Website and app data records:
++++++++

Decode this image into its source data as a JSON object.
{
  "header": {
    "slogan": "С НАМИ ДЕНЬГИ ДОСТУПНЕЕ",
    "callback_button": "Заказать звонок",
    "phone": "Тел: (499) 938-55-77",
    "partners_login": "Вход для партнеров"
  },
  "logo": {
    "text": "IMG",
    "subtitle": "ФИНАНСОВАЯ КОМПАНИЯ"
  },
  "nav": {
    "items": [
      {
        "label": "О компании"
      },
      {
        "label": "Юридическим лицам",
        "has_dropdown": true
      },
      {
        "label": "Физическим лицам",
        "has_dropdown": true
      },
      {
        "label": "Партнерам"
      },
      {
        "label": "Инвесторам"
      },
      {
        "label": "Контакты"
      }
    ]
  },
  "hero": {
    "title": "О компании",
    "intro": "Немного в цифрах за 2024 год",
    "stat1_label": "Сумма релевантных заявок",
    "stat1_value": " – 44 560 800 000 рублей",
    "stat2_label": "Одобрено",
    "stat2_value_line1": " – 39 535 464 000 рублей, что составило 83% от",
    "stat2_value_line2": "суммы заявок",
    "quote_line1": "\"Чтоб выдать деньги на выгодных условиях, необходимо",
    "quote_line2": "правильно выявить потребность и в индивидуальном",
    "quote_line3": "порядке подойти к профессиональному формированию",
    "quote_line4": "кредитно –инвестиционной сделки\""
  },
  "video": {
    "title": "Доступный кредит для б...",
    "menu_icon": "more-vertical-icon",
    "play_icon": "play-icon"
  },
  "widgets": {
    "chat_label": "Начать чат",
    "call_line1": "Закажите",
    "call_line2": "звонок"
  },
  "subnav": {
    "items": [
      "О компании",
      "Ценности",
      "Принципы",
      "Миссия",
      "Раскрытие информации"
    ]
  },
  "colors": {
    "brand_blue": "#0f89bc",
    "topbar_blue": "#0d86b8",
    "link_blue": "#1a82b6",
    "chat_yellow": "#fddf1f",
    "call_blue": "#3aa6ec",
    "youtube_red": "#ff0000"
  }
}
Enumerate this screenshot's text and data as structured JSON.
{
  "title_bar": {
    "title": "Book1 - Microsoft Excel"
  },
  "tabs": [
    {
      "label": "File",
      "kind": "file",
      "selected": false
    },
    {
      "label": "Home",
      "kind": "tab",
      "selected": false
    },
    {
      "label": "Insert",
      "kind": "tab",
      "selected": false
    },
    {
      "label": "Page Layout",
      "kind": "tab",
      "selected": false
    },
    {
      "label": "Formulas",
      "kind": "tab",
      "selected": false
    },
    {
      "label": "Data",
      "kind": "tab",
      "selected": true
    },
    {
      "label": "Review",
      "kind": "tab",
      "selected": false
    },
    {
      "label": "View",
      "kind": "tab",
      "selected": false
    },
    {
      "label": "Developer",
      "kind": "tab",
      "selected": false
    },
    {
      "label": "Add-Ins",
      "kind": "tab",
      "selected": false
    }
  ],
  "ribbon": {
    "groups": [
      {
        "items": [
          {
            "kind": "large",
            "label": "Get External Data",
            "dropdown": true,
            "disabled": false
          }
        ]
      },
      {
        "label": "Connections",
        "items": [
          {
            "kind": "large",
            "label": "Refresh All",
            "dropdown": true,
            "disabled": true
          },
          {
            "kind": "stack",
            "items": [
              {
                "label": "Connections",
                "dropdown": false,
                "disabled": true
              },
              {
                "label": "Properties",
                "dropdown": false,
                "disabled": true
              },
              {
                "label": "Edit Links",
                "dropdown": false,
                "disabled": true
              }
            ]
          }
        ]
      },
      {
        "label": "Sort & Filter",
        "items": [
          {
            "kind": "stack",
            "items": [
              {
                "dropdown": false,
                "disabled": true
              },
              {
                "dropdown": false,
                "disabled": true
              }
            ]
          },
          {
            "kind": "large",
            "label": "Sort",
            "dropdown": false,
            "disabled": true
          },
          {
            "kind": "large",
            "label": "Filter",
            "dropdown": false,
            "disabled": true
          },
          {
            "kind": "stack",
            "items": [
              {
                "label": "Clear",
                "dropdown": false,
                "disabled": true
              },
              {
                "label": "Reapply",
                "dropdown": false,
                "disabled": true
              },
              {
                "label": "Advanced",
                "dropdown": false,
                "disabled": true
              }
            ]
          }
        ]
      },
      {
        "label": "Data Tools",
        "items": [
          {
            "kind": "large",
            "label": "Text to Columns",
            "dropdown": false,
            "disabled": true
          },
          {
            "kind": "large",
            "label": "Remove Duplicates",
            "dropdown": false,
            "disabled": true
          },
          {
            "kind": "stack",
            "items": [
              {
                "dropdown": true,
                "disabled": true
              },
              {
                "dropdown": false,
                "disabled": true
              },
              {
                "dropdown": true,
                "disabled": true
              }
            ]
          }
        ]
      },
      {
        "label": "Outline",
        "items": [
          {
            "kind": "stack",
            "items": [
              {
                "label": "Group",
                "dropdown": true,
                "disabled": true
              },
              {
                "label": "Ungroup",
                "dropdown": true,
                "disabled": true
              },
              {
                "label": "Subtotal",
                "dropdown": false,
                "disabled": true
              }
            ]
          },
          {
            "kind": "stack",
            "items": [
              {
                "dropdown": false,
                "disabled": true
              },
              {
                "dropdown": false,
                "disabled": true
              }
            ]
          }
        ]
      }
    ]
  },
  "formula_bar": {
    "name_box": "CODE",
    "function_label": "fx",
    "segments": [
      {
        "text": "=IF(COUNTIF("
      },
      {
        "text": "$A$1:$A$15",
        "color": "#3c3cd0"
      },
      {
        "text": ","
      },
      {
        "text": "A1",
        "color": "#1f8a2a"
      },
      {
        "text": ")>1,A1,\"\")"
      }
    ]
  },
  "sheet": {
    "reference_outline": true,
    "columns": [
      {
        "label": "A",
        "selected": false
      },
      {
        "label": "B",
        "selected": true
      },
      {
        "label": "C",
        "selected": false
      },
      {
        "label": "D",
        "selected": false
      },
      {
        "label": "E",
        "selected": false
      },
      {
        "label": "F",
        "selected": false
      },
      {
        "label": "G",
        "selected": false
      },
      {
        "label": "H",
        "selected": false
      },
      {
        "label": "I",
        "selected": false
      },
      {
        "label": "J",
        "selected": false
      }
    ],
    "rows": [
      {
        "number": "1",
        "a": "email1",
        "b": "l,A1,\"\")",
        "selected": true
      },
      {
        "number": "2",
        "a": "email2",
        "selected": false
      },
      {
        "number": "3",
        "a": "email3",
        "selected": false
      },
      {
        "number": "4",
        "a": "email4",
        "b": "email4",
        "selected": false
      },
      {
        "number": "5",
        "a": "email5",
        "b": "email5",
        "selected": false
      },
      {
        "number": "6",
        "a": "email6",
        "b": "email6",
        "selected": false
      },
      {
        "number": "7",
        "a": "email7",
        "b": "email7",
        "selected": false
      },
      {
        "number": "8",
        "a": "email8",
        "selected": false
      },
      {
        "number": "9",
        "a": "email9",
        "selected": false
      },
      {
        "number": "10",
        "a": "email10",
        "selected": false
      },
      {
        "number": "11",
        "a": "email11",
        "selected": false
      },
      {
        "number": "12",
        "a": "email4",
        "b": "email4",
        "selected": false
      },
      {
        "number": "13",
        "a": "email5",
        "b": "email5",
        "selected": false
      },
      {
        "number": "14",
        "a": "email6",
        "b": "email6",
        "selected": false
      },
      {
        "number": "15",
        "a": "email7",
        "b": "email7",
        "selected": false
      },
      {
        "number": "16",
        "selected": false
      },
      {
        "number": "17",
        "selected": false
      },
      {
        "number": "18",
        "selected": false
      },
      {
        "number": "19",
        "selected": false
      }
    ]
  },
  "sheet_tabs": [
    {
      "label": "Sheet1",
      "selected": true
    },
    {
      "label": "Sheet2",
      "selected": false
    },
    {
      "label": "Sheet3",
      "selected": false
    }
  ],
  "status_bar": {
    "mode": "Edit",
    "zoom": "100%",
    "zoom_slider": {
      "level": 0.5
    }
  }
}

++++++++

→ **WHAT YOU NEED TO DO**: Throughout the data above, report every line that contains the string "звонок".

→ **COMPLETED TASK**:
    "callback_button": "Заказать звонок",
    "call_line2": "звонок"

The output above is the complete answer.